In my review of Herman’s previous film with APV, I described him as a magician. To that, I think I’ll add alchemist. Although this is filmed in China, the city street and beach scenes could be almost anywhere, although a session around (newly built) traditional architecture does give more sense of place. All the sessions are dogged by heat, humidity and a dense haze (which might be smog). It’s clear that working in these conditions is hard labour and Herman does well to keep going and produce what can really only be described as pure gold from base metal.

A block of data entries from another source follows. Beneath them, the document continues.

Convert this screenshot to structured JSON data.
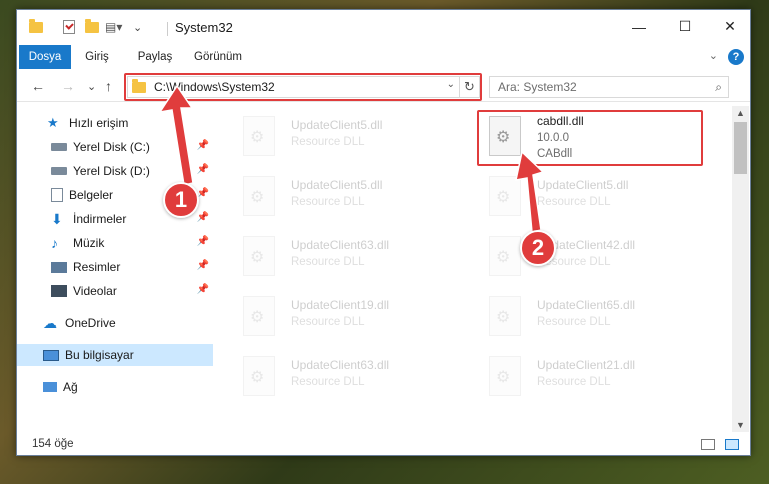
{
  "window": {
    "title": "System32",
    "buttons": {
      "minimize": "—",
      "maximize": "☐",
      "close": "✕"
    }
  },
  "ribbon": {
    "tabs": [
      "Dosya",
      "Giriş",
      "Paylaş",
      "Görünüm"
    ],
    "help": "?"
  },
  "navigation": {
    "back": "←",
    "forward": "→",
    "recent": "⌄",
    "up": "↑",
    "address": "C:\\Windows\\System32",
    "dropdown": "⌄",
    "refresh": "↻",
    "search_placeholder": "Ara: System32",
    "search_icon": "⌕"
  },
  "sidebar": {
    "items": [
      {
        "label": "Hızlı erişim",
        "icon": "star-icon",
        "pinned": false
      },
      {
        "label": "Yerel Disk (C:)",
        "icon": "drive-icon",
        "pinned": true
      },
      {
        "label": "Yerel Disk (D:)",
        "icon": "drive-icon",
        "pinned": true
      },
      {
        "label": "Belgeler",
        "icon": "documents-icon",
        "pinned": true
      },
      {
        "label": "İndirmeler",
        "icon": "download-icon",
        "pinned": true
      },
      {
        "label": "Müzik",
        "icon": "music-icon",
        "pinned": true
      },
      {
        "label": "Resimler",
        "icon": "pictures-icon",
        "pinned": true
      },
      {
        "label": "Videolar",
        "icon": "videos-icon",
        "pinned": true
      },
      {
        "label": "OneDrive",
        "icon": "cloud-icon",
        "pinned": false
      },
      {
        "label": "Bu bilgisayar",
        "icon": "computer-icon",
        "pinned": false,
        "selected": true
      },
      {
        "label": "Ağ",
        "icon": "network-icon",
        "pinned": false
      }
    ]
  },
  "files": [
    {
      "name": "UpdateClient5.dll",
      "desc": "Resource DLL"
    },
    {
      "name": "cabdll.dll",
      "version": "10.0.0",
      "desc": "CABdll",
      "highlighted": true
    },
    {
      "name": "UpdateClient5.dll",
      "desc": "Resource DLL"
    },
    {
      "name": "UpdateClient5.dll",
      "desc": "Resource DLL"
    },
    {
      "name": "UpdateClient63.dll",
      "desc": "Resource DLL"
    },
    {
      "name": "UpdateClient42.dll",
      "desc": "Resource DLL"
    },
    {
      "name": "UpdateClient19.dll",
      "desc": "Resource DLL"
    },
    {
      "name": "UpdateClient65.dll",
      "desc": "Resource DLL"
    },
    {
      "name": "UpdateClient63.dll",
      "desc": "Resource DLL"
    },
    {
      "name": "UpdateClient21.dll",
      "desc": "Resource DLL"
    }
  ],
  "status": {
    "item_count": "154 öğe"
  },
  "annotations": {
    "badge1": "1",
    "badge2": "2",
    "color": "#e03c3c"
  },
  "colors": {
    "accent": "#1979ca",
    "selection": "#cce8ff"
  }
}
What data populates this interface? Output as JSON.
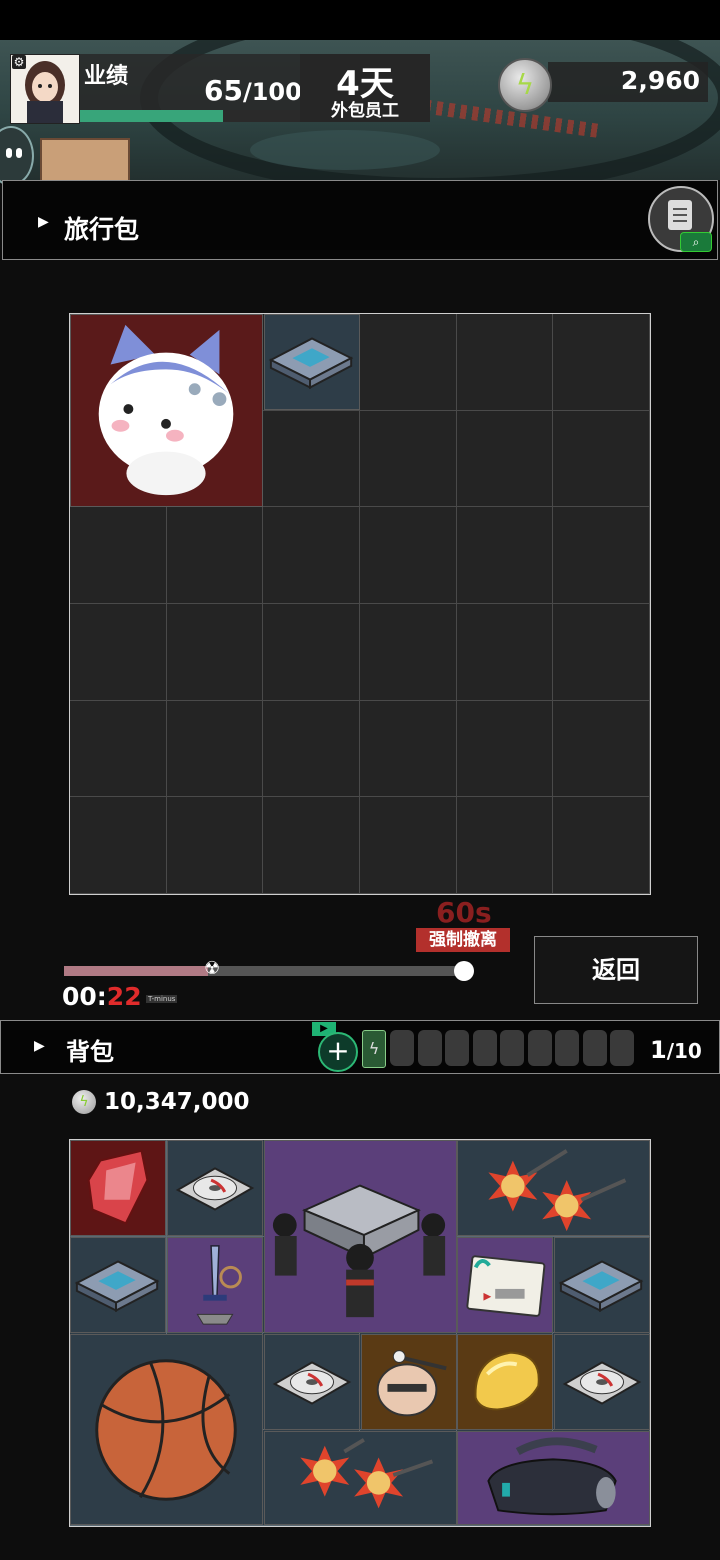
{
  "header": {
    "performance_label": "业绩",
    "performance_value": "65",
    "performance_max": "/100",
    "performance_fraction": 0.65,
    "day_value": "4天",
    "day_subtitle": "外包员工",
    "currency_value": "2,960"
  },
  "travel_bag": {
    "title": "旅行包",
    "grid": {
      "columns": 6,
      "rows": 6
    },
    "items": [
      {
        "name": "cat-mascot-item",
        "icon": "cat-icon",
        "color": "#5a1a1a"
      },
      {
        "name": "hard-drive-item",
        "icon": "hard-drive-icon",
        "color": "#2e3d48"
      }
    ]
  },
  "evacuation": {
    "countdown": "60s",
    "label": "强制撤离",
    "timer_prefix": "00:",
    "timer_seconds": "22",
    "tminus_label": "T-minus",
    "progress_fraction": 0.36,
    "return_label": "返回"
  },
  "backpack": {
    "title": "背包",
    "count": "1",
    "count_max": "/10",
    "empty_slots": 9,
    "money": "10,347,000",
    "grid": {
      "columns": 6,
      "rows": 4
    },
    "items": [
      {
        "name": "crystal-item",
        "icon": "crystal-icon",
        "color": "#5e1515"
      },
      {
        "name": "disc-item",
        "icon": "disc-icon",
        "color": "#2e3d48"
      },
      {
        "name": "coffin-dance-speaker-item",
        "icon": "speaker-icon",
        "color": "#5b3f7a"
      },
      {
        "name": "spiked-flail-item",
        "icon": "flail-icon",
        "color": "#2e3d48"
      },
      {
        "name": "hard-drive-item",
        "icon": "hard-drive-icon",
        "color": "#2e3d48"
      },
      {
        "name": "sword-statue-item",
        "icon": "sword-icon",
        "color": "#5b3f7a"
      },
      {
        "name": "card-item",
        "icon": "card-icon",
        "color": "#5b3f7a"
      },
      {
        "name": "hard-drive-item",
        "icon": "hard-drive-icon",
        "color": "#2e3d48"
      },
      {
        "name": "basketball-item",
        "icon": "basketball-icon",
        "color": "#2e3d48"
      },
      {
        "name": "disc-item",
        "icon": "disc-icon",
        "color": "#2e3d48"
      },
      {
        "name": "robot-head-item",
        "icon": "robot-head-icon",
        "color": "#5a3a14"
      },
      {
        "name": "golden-blob-item",
        "icon": "gold-icon",
        "color": "#5a3a14"
      },
      {
        "name": "disc-item",
        "icon": "disc-icon",
        "color": "#2e3d48"
      },
      {
        "name": "spiked-flail-item",
        "icon": "flail-icon",
        "color": "#2e3d48"
      },
      {
        "name": "vr-headset-item",
        "icon": "vr-headset-icon",
        "color": "#5b3f7a"
      }
    ]
  }
}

What makes the film watchable, indeed compelling, is Herman himself. His commentary is continuous – few other artists can manage to work and talk at the same time as well as he does – and includes nuggets of wisdom you’ll want to write down. In the city, where buildings, street furniture and signs abound, he remarks, “The more complex a subject is, the more I tend to use just drybrush”. This combines with advice to “Let the water, pigment and paper do the work for you” to demonstrate ways of simplifying not just the subject, but your technique. He adds later, “You must have a vision, you must see the painting finished before you start.”
The scenes Herman chooses are unpromising and the haze makes things more difficult as details are obscured and distances barely visible. His ability to focus on a small area and to manipulate it into an effective composition is the alchemy I referred to earlier. He also has sound advice, especially in the conditions, to do 90% of the work on location, but to leave the remainder for later (on this occasion in the comfort of an air-conditioned hotel room) when you have had a chance to rethink. Here, outlines are tightened up and further details added that pull everything together.
I’m not sure how much of a flavour of China this presents, apart from the heat and the crowds, and it would be unreasonable to suggest that it was something to look at from that point of view. However, as a lesson on painting in unpromising conditions, and on working on location with watercolour, it’s utterly gripping.